Ed Mayo, Secretary General of Co-operatives UK, said:“Underlying the political shocks the country has experienced over the last year is a call from many parts of the UK population for an economy over which they have more of a say and from which they get a fair share.
“As organisations owned by 13.6 million people, the UK’s 7,000 co-ops give people a say in what they do and how their profits are used. They offer a practical way to reimagine an economy in which people have more control over their homes, work and local areas.
“It’s no surprise we’re seeing a spike in interest in co-ops, whether it’s social care providers finding that a co-operative approach can give its users and workers a voice, or young designers and web developers seeing co-ops as a natural way to collaborate at work.”
Retail sector performance
The Co-op Group and a number of independent high street retailers, including Central England Co-operative, Midcounties Co-operative and Scotmid, have performed well over the last year. Despite the significant challenges in the market, the combined turnover of co-operative retailers – the largest part of the UK co-op sector – grew from £22.6 billion to £23.2 billion.
“It’s testament to the strength and relevance of the co-operative model that we see such a positive report on our sector, especially when set against the background of a climate of economic and political uncertainty.
“The Co-op difference is something we know our members increasingly see as being relevant, both in their communities and to themselves, but also in addressing issues that our country faces today, such as Modern Slavery and loneliness and isolation. Co-ops are about making society a better place to be. That’s been our role since we were founded, and it’s our responsibility to carry that forward for the co-operators of tomorrow.”
Steve Murrells, Chief Executive at the Co-op Group, the UK’s largest consumer owned co-operative.
Farming sector performance
Despite one of the most challenging years British farmers have faced in decades, particularly in the dairy industry, agricultural co-ops – which enable farmers to achieve economies of scale by working together – performed well.

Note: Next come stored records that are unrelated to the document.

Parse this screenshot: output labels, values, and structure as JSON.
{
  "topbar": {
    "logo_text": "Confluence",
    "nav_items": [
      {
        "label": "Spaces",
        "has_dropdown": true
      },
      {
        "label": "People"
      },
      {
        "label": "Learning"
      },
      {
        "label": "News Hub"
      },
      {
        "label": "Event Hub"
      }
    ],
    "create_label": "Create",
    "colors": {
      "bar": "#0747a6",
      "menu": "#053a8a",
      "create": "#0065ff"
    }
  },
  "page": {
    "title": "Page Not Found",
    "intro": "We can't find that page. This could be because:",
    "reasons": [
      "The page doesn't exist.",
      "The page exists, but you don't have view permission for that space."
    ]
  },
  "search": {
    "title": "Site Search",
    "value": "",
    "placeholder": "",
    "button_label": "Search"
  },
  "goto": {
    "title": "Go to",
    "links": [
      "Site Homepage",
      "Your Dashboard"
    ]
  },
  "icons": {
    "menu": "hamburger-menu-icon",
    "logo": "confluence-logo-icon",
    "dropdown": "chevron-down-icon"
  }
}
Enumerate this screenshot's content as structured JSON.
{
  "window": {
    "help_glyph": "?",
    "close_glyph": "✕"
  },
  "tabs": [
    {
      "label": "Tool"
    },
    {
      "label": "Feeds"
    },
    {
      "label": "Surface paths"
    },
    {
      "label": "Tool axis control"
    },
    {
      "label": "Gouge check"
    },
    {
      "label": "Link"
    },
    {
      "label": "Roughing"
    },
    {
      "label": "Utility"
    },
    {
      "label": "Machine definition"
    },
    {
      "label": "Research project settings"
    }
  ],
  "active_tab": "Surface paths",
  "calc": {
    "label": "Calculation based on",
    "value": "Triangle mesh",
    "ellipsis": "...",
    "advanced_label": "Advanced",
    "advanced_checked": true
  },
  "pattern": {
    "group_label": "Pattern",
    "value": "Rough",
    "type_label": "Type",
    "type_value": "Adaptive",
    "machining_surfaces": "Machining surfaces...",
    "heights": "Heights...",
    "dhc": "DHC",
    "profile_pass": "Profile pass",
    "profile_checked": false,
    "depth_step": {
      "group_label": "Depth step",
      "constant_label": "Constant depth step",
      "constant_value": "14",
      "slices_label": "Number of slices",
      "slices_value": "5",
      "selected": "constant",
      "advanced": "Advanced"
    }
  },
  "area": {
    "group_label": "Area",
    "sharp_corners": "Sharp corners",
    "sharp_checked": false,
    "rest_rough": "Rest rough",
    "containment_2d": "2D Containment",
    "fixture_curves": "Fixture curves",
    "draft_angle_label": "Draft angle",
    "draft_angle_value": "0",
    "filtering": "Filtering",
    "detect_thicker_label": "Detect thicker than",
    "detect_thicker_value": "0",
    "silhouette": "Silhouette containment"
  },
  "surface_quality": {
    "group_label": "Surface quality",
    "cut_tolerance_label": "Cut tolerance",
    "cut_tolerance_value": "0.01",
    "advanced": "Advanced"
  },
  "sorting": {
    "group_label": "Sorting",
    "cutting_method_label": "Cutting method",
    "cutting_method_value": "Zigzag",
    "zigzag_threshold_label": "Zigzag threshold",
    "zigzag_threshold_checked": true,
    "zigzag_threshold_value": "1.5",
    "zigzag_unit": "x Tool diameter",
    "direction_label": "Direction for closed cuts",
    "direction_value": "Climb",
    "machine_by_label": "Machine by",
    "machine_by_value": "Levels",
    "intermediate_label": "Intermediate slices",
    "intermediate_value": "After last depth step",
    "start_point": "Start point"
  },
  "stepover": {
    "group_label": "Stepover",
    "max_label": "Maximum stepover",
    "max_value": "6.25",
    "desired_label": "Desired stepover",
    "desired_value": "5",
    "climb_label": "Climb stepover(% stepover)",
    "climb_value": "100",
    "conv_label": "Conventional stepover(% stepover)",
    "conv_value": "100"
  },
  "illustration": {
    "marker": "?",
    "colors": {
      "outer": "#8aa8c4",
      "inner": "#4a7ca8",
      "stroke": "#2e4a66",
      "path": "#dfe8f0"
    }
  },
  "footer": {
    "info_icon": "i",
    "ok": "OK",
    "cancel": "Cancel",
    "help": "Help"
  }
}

They saw a small reduction in turnover, from £7.8 to £7.4bn, but an increase in the number of farmers using them to trade.
The report also identifies ways in which farmer co-ops are adding value to their members’ products, with innovative dairy co-ops like Arla and the Organic Milk Suppliers Co-operative developing new products and brands, and exporting to international markets.
“Despite a tough year, organisations like Arla are working hard to innovate and ensure a positive return for their owners. In our case, this has meant developing a portfolio of new and exciting dairy products, including vitamin-boosted milk and skimmed milk that tastes like semi-skimmed.
“While we are doing what we can to weather some challenging times, we also look to government to support our sector – and other co-operatives – in its Brexit negotiation and eventual transitional agreements, to provide continuity across trade, labour and food regulation in particular. This way, we will be better-placed to take advantage of the opportunities of Brexit to the benefit of our farmer owners.”
Tomas Pietrangeli, managing director of Arla Foods UK, the largest farmer owned co-operative in the country.
Creative industries growth
Co-operatives UK also identifies a new trend for co-ops among young people working in digital and creative industries. With collaboration a natural way of working for many people in these sectors, the last year saw a 28% increase in the number of start-ups among digital and arts organisations, accounting for just over 10% of all co-op start-ups over the year.
 Fieldwork was conducted by YouGov on 23-24 May 2017 through a survey of a 1,861 British adults. The figures have been weighted and are representative of all online GB adults (aged 18+).